Each record must be retyped in full. No character may differ.

# Extracted data entries
::::

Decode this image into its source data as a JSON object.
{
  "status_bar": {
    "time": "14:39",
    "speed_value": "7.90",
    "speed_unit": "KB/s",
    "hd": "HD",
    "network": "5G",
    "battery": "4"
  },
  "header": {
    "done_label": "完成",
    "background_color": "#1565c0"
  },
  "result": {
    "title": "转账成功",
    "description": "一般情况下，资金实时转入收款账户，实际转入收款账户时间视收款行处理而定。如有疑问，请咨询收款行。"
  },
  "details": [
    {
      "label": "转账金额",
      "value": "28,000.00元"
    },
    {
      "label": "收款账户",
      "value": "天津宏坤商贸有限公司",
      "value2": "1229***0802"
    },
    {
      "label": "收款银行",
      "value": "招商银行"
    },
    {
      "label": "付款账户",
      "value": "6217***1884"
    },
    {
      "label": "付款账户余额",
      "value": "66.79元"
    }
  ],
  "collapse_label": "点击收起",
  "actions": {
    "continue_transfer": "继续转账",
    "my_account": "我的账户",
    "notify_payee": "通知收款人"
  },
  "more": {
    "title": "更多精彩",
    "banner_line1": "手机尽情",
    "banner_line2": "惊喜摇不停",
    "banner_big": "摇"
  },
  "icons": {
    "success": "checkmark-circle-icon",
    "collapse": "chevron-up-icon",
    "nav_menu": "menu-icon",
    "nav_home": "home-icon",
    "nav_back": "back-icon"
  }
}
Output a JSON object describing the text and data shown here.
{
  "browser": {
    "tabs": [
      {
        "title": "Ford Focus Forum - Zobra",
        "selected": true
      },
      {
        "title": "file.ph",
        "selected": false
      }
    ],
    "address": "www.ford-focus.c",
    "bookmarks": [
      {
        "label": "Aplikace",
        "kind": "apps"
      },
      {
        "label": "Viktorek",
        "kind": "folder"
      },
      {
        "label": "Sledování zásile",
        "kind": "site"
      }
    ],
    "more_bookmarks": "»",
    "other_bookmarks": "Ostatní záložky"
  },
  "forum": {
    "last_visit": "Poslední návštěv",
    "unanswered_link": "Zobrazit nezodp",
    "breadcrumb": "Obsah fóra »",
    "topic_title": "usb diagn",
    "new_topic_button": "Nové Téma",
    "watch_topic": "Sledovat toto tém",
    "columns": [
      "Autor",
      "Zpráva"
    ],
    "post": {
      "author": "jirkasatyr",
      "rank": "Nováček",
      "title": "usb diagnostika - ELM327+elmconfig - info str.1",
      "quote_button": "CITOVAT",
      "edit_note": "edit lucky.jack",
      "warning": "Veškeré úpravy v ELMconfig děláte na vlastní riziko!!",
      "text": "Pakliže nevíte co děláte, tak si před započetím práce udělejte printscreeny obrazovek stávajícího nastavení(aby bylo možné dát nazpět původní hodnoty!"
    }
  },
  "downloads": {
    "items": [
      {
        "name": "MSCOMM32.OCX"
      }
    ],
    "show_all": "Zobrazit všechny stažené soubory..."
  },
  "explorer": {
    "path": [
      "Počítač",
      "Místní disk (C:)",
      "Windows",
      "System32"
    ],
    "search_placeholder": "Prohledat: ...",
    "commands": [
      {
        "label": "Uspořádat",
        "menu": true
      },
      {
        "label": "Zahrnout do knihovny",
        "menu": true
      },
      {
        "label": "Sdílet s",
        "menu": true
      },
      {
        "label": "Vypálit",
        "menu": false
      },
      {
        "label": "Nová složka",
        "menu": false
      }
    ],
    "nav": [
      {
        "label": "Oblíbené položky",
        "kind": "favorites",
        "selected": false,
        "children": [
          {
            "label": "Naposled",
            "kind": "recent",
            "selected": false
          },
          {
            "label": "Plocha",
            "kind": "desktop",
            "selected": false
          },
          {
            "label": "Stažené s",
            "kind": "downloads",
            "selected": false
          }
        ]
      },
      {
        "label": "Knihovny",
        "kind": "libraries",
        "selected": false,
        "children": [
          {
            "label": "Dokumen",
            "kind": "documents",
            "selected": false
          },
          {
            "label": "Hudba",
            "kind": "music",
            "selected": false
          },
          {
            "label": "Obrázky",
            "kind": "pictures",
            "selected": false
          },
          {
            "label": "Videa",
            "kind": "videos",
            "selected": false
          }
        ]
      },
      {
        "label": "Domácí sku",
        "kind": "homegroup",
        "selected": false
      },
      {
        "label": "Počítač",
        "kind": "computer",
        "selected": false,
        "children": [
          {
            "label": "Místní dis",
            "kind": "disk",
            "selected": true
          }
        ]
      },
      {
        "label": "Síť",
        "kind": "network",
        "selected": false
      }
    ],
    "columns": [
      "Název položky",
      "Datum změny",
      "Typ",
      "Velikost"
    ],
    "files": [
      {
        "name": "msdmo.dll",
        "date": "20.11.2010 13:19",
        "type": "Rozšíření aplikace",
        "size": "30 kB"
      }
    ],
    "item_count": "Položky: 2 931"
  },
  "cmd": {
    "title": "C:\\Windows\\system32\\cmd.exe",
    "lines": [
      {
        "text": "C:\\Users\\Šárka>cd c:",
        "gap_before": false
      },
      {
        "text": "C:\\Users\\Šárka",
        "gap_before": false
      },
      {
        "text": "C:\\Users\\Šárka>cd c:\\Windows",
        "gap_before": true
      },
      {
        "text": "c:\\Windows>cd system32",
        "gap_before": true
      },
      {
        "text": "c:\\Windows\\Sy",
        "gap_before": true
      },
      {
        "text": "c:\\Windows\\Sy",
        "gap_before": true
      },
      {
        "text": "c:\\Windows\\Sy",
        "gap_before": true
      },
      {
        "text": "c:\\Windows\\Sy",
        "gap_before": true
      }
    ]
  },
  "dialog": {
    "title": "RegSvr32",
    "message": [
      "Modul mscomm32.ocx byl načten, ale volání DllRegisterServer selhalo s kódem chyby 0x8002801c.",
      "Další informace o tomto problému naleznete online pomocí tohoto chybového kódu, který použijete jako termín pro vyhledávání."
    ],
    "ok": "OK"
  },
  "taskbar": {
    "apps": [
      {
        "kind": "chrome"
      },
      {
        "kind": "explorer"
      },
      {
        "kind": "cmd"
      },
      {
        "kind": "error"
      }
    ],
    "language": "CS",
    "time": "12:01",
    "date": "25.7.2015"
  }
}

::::

# Finished task
Decode this image into its source data as a JSON object.
{
  "status_bar": {
    "time": "14:39",
    "speed_value": "7.90",
    "speed_unit": "KB/s",
    "hd": "HD",
    "network": "5G",
    "battery": "4"
  },
  "header": {
    "done_label": "完成",
    "background_color": "#1565c0"
  },
  "result": {
    "title": "转账成功",
    "description": "一般情况下，资金实时转入收款账户，实际转入收款账户时间视收款行处理而定。如有疑问，请咨询收款行。"
  },
  "details": [
    {
      "label": "转账金额",
      "value": "28,000.00元"
    },
    {
      "label": "收款账户",
      "value": "天津宏坤商贸有限公司",
      "value2": "1229***0802"
    },
    {
      "label": "收款银行",
      "value": "招商银行"
    },
    {
      "label": "付款账户",
      "value": "6217***1884"
    },
    {
      "label": "付款账户余额",
      "value": "66.79元"
    }
  ],
  "collapse_label": "点击收起",
  "actions": {
    "continue_transfer": "继续转账",
    "my_account": "我的账户",
    "notify_payee": "通知收款人"
  },
  "more": {
    "title": "更多精彩",
    "banner_line1": "手机尽情",
    "banner_line2": "惊喜摇不停",
    "banner_big": "摇"
  },
  "icons": {
    "success": "checkmark-circle-icon",
    "collapse": "chevron-up-icon",
    "nav_menu": "menu-icon",
    "nav_home": "home-icon",
    "nav_back": "back-icon"
  }
}
Output a JSON object describing the text and data shown here.
{
  "browser": {
    "tabs": [
      {
        "title": "Ford Focus Forum - Zobra",
        "selected": true
      },
      {
        "title": "file.ph",
        "selected": false
      }
    ],
    "address": "www.ford-focus.c",
    "bookmarks": [
      {
        "label": "Aplikace",
        "kind": "apps"
      },
      {
        "label": "Viktorek",
        "kind": "folder"
      },
      {
        "label": "Sledování zásile",
        "kind": "site"
      }
    ],
    "more_bookmarks": "»",
    "other_bookmarks": "Ostatní záložky"
  },
  "forum": {
    "last_visit": "Poslední návštěv",
    "unanswered_link": "Zobrazit nezodp",
    "breadcrumb": "Obsah fóra »",
    "topic_title": "usb diagn",
    "new_topic_button": "Nové Téma",
    "watch_topic": "Sledovat toto tém",
    "columns": [
      "Autor",
      "Zpráva"
    ],
    "post": {
      "author": "jirkasatyr",
      "rank": "Nováček",
      "title": "usb diagnostika - ELM327+elmconfig - info str.1",
      "quote_button": "CITOVAT",
      "edit_note": "edit lucky.jack",
      "warning": "Veškeré úpravy v ELMconfig děláte na vlastní riziko!!",
      "text": "Pakliže nevíte co děláte, tak si před započetím práce udělejte printscreeny obrazovek stávajícího nastavení(aby bylo možné dát nazpět původní hodnoty!"
    }
  },
  "downloads": {
    "items": [
      {
        "name": "MSCOMM32.OCX"
      }
    ],
    "show_all": "Zobrazit všechny stažené soubory..."
  },
  "explorer": {
    "path": [
      "Počítač",
      "Místní disk (C:)",
      "Windows",
      "System32"
    ],
    "search_placeholder": "Prohledat: ...",
    "commands": [
      {
        "label": "Uspořádat",
        "menu": true
      },
      {
        "label": "Zahrnout do knihovny",
        "menu": true
      },
      {
        "label": "Sdílet s",
        "menu": true
      },
      {
        "label": "Vypálit",
        "menu": false
      },
      {
        "label": "Nová složka",
        "menu": false
      }
    ],
    "nav": [
      {
        "label": "Oblíbené položky",
        "kind": "favorites",
        "selected": false,
        "children": [
          {
            "label": "Naposled",
            "kind": "recent",
            "selected": false
          },
          {
            "label": "Plocha",
            "kind": "desktop",
            "selected": false
          },
          {
            "label": "Stažené s",
            "kind": "downloads",
            "selected": false
          }
        ]
      },
      {
        "label": "Knihovny",
        "kind": "libraries",
        "selected": false,
        "children": [
          {
            "label": "Dokumen",
            "kind": "documents",
            "selected": false
          },
          {
            "label": "Hudba",
            "kind": "music",
            "selected": false
          },
          {
            "label": "Obrázky",
            "kind": "pictures",
            "selected": false
          },
          {
            "label": "Videa",
            "kind": "videos",
            "selected": false
          }
        ]
      },
      {
        "label": "Domácí sku",
        "kind": "homegroup",
        "selected": false
      },
      {
        "label": "Počítač",
        "kind": "computer",
        "selected": false,
        "children": [
          {
            "label": "Místní dis",
            "kind": "disk",
            "selected": true
          }
        ]
      },
      {
        "label": "Síť",
        "kind": "network",
        "selected": false
      }
    ],
    "columns": [
      "Název položky",
      "Datum změny",
      "Typ",
      "Velikost"
    ],
    "files": [
      {
        "name": "msdmo.dll",
        "date": "20.11.2010 13:19",
        "type": "Rozšíření aplikace",
        "size": "30 kB"
      }
    ],
    "item_count": "Položky: 2 931"
  },
  "cmd": {
    "title": "C:\\Windows\\system32\\cmd.exe",
    "lines": [
      {
        "text": "C:\\Users\\Šárka>cd c:",
        "gap_before": false
      },
      {
        "text": "C:\\Users\\Šárka",
        "gap_before": false
      },
      {
        "text": "C:\\Users\\Šárka>cd c:\\Windows",
        "gap_before": true
      },
      {
        "text": "c:\\Windows>cd system32",
        "gap_before": true
      },
      {
        "text": "c:\\Windows\\Sy",
        "gap_before": true
      },
      {
        "text": "c:\\Windows\\Sy",
        "gap_before": true
      },
      {
        "text": "c:\\Windows\\Sy",
        "gap_before": true
      },
      {
        "text": "c:\\Windows\\Sy",
        "gap_before": true
      }
    ]
  },
  "dialog": {
    "title": "RegSvr32",
    "message": [
      "Modul mscomm32.ocx byl načten, ale volání DllRegisterServer selhalo s kódem chyby 0x8002801c.",
      "Další informace o tomto problému naleznete online pomocí tohoto chybového kódu, který použijete jako termín pro vyhledávání."
    ],
    "ok": "OK"
  },
  "taskbar": {
    "apps": [
      {
        "kind": "chrome"
      },
      {
        "kind": "explorer"
      },
      {
        "kind": "cmd"
      },
      {
        "kind": "error"
      }
    ],
    "language": "CS",
    "time": "12:01",
    "date": "25.7.2015"
  }
}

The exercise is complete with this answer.